Every line of the records that contains "screenshot" should be tallied, and only the resulting number returned.

Element data from apps and pages:
▼
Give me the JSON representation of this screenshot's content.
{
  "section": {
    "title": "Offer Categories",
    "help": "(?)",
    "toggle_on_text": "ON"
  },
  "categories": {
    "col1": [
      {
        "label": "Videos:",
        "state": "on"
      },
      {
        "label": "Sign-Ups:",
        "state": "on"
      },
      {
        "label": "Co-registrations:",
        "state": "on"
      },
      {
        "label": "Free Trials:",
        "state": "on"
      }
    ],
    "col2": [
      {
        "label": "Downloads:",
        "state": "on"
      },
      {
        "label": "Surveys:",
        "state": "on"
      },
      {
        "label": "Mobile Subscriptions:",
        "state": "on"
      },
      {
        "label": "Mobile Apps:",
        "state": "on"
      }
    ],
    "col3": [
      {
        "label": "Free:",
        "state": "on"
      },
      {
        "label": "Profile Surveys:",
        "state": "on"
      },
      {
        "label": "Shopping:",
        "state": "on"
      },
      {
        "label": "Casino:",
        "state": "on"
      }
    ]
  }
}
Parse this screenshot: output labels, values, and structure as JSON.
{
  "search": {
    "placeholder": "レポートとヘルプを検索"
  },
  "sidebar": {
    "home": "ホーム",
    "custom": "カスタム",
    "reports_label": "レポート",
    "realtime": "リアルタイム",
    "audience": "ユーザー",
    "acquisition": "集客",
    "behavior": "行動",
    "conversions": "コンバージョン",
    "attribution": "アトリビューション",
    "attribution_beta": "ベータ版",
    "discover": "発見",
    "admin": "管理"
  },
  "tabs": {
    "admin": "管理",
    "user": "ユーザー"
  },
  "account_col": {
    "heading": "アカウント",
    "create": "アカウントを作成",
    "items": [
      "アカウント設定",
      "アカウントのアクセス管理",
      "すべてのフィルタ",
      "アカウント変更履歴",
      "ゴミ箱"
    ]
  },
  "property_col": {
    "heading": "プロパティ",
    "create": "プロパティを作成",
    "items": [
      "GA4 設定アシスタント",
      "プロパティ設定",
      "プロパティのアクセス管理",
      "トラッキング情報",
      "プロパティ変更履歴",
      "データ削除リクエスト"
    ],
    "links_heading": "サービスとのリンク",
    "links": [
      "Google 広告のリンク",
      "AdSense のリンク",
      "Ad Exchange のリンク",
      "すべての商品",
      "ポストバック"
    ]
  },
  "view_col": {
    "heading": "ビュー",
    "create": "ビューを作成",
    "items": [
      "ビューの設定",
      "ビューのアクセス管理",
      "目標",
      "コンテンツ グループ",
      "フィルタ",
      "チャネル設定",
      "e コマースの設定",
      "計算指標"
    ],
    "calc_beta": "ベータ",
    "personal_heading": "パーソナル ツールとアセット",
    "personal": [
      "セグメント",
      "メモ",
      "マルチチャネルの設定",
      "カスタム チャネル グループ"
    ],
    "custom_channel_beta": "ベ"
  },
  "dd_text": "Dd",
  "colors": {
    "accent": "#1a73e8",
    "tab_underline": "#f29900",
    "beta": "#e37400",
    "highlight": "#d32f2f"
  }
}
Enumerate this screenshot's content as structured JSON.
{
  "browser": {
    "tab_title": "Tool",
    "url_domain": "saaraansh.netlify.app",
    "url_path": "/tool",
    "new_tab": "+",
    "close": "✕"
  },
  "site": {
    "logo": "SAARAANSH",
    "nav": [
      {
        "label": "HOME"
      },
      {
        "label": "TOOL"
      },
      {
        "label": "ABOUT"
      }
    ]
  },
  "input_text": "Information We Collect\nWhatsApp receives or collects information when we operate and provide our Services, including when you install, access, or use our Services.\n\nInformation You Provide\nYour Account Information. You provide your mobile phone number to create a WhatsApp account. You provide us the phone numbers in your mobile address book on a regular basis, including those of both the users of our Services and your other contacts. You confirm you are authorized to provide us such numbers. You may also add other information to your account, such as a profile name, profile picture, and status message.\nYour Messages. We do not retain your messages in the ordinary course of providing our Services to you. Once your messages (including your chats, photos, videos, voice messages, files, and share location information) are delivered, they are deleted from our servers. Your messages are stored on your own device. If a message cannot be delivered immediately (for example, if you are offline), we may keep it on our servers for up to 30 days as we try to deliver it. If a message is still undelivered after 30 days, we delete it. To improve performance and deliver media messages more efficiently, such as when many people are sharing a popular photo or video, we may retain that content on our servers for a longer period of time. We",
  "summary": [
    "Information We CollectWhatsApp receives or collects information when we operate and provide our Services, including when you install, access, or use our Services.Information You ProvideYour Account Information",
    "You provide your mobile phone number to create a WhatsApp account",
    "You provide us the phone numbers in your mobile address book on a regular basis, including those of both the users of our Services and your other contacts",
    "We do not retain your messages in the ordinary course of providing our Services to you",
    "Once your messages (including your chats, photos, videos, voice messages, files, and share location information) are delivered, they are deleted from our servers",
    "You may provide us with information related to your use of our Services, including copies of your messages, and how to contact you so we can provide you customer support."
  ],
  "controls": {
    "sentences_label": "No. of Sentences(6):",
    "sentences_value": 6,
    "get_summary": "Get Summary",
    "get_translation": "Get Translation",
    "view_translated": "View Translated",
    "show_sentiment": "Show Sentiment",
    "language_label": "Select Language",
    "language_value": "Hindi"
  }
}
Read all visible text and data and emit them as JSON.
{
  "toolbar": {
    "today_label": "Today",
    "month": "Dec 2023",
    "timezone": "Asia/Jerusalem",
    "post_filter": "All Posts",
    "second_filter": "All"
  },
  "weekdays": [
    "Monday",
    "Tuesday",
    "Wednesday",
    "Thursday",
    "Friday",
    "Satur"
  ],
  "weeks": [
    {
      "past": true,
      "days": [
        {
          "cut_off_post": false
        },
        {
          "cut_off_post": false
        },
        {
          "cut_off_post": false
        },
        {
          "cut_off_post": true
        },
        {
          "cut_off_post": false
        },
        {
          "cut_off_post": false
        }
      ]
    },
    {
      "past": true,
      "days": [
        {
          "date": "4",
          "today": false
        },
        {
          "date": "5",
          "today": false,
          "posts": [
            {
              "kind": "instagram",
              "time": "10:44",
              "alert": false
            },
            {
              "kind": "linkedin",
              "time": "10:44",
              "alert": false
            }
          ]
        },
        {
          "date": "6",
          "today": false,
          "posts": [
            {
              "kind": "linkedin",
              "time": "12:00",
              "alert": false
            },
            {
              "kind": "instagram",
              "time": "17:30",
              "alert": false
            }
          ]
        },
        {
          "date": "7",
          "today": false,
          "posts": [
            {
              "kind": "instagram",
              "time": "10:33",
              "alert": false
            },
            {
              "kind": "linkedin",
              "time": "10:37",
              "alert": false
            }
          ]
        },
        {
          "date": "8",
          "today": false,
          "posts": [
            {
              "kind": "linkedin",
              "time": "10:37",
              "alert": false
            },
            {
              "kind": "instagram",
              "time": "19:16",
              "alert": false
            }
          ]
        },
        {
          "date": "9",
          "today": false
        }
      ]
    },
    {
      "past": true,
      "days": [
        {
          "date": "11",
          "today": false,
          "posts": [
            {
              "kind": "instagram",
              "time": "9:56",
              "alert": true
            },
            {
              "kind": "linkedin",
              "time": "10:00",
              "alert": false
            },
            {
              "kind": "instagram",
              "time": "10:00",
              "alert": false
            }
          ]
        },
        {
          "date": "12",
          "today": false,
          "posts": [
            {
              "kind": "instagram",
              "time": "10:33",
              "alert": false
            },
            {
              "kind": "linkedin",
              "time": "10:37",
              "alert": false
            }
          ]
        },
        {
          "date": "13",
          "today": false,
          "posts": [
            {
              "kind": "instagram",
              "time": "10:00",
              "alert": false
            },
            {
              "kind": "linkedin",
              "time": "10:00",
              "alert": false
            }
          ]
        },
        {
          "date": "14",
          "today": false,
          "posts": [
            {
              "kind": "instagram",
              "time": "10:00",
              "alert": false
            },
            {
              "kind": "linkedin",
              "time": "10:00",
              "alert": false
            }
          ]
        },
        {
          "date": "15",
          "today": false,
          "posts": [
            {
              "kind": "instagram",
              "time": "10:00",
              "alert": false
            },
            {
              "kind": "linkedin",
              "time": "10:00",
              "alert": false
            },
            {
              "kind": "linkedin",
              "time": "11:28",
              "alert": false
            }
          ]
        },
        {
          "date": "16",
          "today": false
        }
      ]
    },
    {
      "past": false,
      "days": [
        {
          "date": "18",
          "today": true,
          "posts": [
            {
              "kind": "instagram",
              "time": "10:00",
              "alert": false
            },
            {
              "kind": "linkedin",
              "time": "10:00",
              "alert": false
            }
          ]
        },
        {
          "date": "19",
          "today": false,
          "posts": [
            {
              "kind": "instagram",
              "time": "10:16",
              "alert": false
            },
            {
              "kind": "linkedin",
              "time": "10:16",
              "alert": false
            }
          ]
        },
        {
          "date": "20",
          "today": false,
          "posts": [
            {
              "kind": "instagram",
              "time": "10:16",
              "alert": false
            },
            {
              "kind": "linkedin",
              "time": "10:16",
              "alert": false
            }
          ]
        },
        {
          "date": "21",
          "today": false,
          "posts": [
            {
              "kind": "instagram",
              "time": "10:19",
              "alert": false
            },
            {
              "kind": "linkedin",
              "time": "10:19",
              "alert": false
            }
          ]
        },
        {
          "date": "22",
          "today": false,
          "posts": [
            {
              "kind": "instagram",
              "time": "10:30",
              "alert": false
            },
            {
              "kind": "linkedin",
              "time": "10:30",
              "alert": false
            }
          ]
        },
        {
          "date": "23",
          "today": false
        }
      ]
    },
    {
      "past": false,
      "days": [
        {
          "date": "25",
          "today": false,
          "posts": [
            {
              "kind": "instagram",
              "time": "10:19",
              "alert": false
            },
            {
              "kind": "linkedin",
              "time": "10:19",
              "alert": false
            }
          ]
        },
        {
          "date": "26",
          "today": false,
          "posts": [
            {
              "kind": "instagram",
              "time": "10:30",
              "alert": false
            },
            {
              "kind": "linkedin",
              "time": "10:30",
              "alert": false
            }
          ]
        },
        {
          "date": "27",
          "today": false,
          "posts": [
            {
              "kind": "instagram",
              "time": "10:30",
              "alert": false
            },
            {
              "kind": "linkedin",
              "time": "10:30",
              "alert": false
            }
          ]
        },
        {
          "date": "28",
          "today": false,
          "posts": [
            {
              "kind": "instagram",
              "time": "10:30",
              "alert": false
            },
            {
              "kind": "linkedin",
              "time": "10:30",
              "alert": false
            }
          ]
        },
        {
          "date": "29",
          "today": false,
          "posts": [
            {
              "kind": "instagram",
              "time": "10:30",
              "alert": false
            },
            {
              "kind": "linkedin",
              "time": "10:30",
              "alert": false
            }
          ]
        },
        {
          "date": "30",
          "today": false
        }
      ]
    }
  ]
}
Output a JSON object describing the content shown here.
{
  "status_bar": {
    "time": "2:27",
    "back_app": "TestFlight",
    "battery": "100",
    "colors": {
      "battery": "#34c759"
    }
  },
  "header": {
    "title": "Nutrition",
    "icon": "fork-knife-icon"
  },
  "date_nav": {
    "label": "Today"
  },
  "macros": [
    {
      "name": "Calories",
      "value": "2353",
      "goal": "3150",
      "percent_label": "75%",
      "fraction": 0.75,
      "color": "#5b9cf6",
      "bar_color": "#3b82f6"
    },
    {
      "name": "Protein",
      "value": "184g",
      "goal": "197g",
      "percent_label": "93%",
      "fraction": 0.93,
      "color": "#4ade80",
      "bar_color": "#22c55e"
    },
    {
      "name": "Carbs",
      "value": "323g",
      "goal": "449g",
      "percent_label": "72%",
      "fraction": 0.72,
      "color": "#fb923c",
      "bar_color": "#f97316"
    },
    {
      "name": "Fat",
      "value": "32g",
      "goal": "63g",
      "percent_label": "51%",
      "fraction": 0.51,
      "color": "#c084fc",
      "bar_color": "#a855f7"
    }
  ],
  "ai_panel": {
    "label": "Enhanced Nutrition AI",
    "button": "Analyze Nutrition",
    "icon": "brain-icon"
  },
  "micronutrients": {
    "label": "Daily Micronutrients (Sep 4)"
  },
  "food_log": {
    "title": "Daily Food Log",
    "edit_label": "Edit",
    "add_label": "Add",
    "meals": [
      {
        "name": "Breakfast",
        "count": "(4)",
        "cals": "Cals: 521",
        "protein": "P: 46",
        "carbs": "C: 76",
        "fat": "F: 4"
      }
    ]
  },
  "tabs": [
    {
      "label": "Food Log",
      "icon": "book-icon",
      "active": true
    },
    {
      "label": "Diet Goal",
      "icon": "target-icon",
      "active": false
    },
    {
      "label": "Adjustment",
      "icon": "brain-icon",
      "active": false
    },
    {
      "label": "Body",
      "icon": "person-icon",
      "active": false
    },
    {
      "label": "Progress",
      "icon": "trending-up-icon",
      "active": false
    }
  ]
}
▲
- [Finished task]:
3